Equal Pay Day: Every time the gender pay gap widens, Britain goes backwards

A woman working full-time now earns on average £5,000 less a year than a man

More than 40 years after the Dagenham strikes and the Equal Pay Act, women’s earnings are still considerably lower than men's – with the "gender pay gap" sitting at 15.7 per cent for full-time workers. This means that women effectively work for free from now until January.

And the situation is getting worse. Equal Pay Day falls three days earlier this year, with the pay gap widening in 2013 for the first time in five years.  A woman working full-time now earns on average £5,000 less a year than a man.

So why is there is still such a big earnings gap between men and women, and why is it getting worse?

One of the main contributors to the gender pay gap remains the so-called "motherhood penalty". The pay gap has almost closed for those in their twenties – sitting at 4 per cent for 22-29 age group – but opens up again around the age many women have children. For women in their thirties, the gap is 11 per cent and by the time a woman reaches her forties it stands at an alarming 24 per cent.

This gulf between male and female earnings is not an inevitable consequence of the fact that women bear children, but a reflection of outdated labour market practices that mean quality part-time and flexible working opportunities are still far and few between and of persistent inequalities in how caring responsibilities are shared that see women continue to do the lion’s share – 65 per cent of unpaid domestic work according to recent research by academics at Oxford.

Half of professional women return to work in low-skilled roles and in Fawcett’s recent survey of 1,000 low paid women – all earning below £7.44 per hour – some 22 per cent had degree-level qualifications. We need a step-change in flexible working that sees employers enter the 21st century and recognise the value of retaining talented women at all levels in their organisation. The public sector can do much to lead by example by advertising all jobs on a flexible basis, unless there is a clear business case for not doing so.

Sharing parenting more equally will require social and cultural changes, but there are also policy levers that can help. The recent changes around shared parental leave missed two significant opportunities: raising maternity and paternity pay - with the low levels cited as one of the main reasons by men for low uptake - and a "use it or lose it" component to paternity leave within the first 12 months.
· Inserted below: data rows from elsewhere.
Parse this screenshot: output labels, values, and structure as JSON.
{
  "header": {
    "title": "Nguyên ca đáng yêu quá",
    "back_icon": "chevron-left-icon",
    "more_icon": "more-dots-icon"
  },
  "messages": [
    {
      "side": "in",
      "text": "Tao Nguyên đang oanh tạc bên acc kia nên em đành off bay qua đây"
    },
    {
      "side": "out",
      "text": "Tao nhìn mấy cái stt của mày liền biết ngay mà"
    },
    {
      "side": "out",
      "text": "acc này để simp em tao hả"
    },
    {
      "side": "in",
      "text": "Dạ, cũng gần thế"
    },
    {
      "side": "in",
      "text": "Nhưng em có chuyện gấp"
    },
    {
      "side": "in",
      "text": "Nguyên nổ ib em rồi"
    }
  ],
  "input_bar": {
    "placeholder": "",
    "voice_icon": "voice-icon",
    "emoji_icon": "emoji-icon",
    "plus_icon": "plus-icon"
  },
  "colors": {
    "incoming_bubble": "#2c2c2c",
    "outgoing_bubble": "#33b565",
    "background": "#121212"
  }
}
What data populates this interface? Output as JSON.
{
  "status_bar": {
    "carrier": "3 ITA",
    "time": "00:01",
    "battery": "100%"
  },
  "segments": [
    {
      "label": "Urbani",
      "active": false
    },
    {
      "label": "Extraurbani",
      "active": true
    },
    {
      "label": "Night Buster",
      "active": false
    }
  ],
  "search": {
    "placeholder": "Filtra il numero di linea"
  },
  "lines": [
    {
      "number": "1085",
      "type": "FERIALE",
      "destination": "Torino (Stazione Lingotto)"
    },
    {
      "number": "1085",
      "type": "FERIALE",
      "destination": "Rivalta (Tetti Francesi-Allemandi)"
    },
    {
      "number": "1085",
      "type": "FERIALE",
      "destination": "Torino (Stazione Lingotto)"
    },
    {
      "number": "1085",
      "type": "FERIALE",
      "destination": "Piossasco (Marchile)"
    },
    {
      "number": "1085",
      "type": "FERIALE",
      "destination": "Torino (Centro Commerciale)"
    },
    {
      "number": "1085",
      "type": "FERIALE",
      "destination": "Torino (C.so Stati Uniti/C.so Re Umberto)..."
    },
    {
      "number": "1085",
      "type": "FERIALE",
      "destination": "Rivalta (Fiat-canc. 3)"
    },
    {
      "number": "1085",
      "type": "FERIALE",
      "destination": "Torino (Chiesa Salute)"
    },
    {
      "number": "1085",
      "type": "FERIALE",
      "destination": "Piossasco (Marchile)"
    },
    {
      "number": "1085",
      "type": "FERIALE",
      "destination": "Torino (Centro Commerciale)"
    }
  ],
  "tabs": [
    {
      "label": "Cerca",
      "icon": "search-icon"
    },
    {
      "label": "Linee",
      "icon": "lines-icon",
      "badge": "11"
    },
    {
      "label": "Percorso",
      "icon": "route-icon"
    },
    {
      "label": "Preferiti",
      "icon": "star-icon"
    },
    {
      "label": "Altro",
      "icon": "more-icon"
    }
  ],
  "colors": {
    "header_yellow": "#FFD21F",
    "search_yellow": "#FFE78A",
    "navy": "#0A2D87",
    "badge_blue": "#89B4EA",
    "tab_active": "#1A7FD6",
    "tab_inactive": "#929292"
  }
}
These measures would do much to shift us closer to reducing the gender pay gap, but we also need to look more structurally at the economy and the shape of the recovery.  Occupational segregation means that women are more likely to be working in low wage sectors, such as care, and men are far more likely to work in high-end sectors, including science and technology.

Overall, 59 per cent of those earning below the minimum wage are women. The emerging recovery is entrenching these disparities with a continued "hollowing out" of the economy taking place. Job growth has occurred principally in high-end male-dominated and low-wage, feminised sectors.  The loss of jobs in the public sector, where the gender pay gap is lower (24 per cent compared to 17 per cent), is also contributing to the current widening of the gap, as is the rise in part-time working which means there are now twice as many women (789,000) who are part-time because they cannot find full-time work.

With women making up the majority of those on low pay, lifting the national minimum wage would make a contribution to closing the gap and, of course, help those who are feeling the cost of living crisis most sharply. New research published by the Fawcett Society today shows that lifting the national minimum wage to the Living Wage would close the gap by 0.8 per cent. On its own this may not seem significant, it compares to a very slow pace of change that has seen the gap drop by just 6.2 per cent over 13 years.

But, beyond this, we also need to bear in mind that discrimination still plays a role too. Last week we heard the news that ASDA shopworkers – the majority are women - are launching a legal claim alleging they are paid up to £4 less than their primarily male colleagues in the warehouse for work of "equivalent value". What is deeply worrying is that since the introduction of upfront employment tribunal fees in July 2013 sex discrimination cases have dropped by a staggering 91 per cent. There is a very real danger that women are being priced out of justice at a time when the gender pay gap shows no sign of going away.

Eva Neitzert is Deputy CEO of Fawcett Society

For statistical references, please see Fawcett’s briefing on the Gender Pay Gap, published today at www.fawcettsociety.org.uk